Google has offered up additional concessions in an effort to end a three-year investigation surrounding complaints they blocked competitors like Microsoft in web search results and avoid a $5 billion fine. EU Commission spokesperson Jonathan Todd said they have received a proposal from the search giant and are in the process of assessing it.

The offer comes a couple of months after Europe's antitrust regulator asked Google to take further measures to ease concerns over the incident. Google spokesperson Al Verney said the proposal addresses their four areas of concern as they continue to work with the Commission to settle the case.

FairSearch, a lobbying group that represents Microsoft, Expedia, Foundem and Twenga (all complainants in the case), believes the Commission needs to seek feedback from those affected by the incident. FairSearch lawyer Thomas Vinje said given the failure of Google to make a serious effort the first time around, they believe it is necessary that customers and competitors be consulted in a full, second market test.

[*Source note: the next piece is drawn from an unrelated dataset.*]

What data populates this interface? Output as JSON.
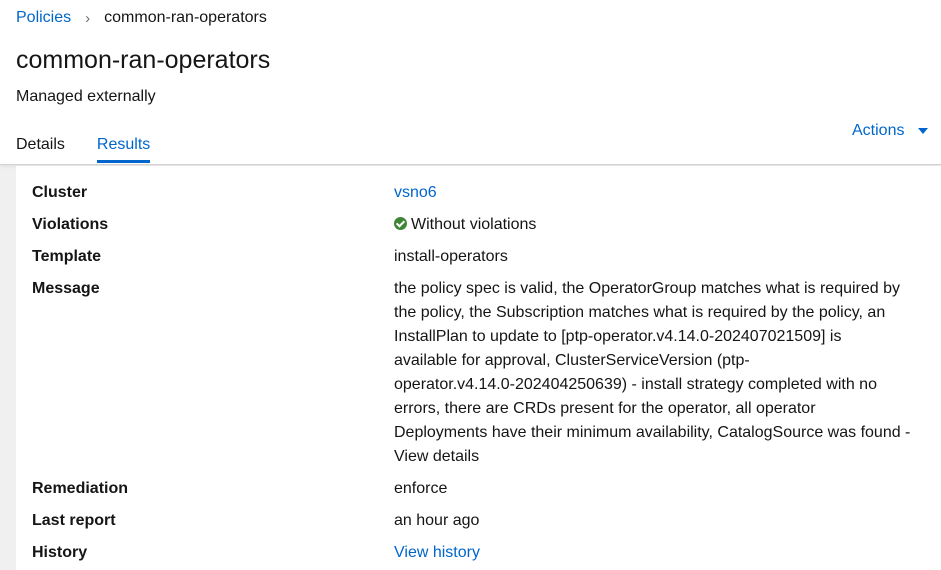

Earlier this year, Google offered to mark out its services from rival products in Internet search results and even proposed to offer links to at least three competing search engines in an effort to make it easier for advertisers to move their ad campaigns to rival search providers. Rivals, however, feel the offers on the table thus far have been inadequate and would only help the search giant retain its dominance in the market.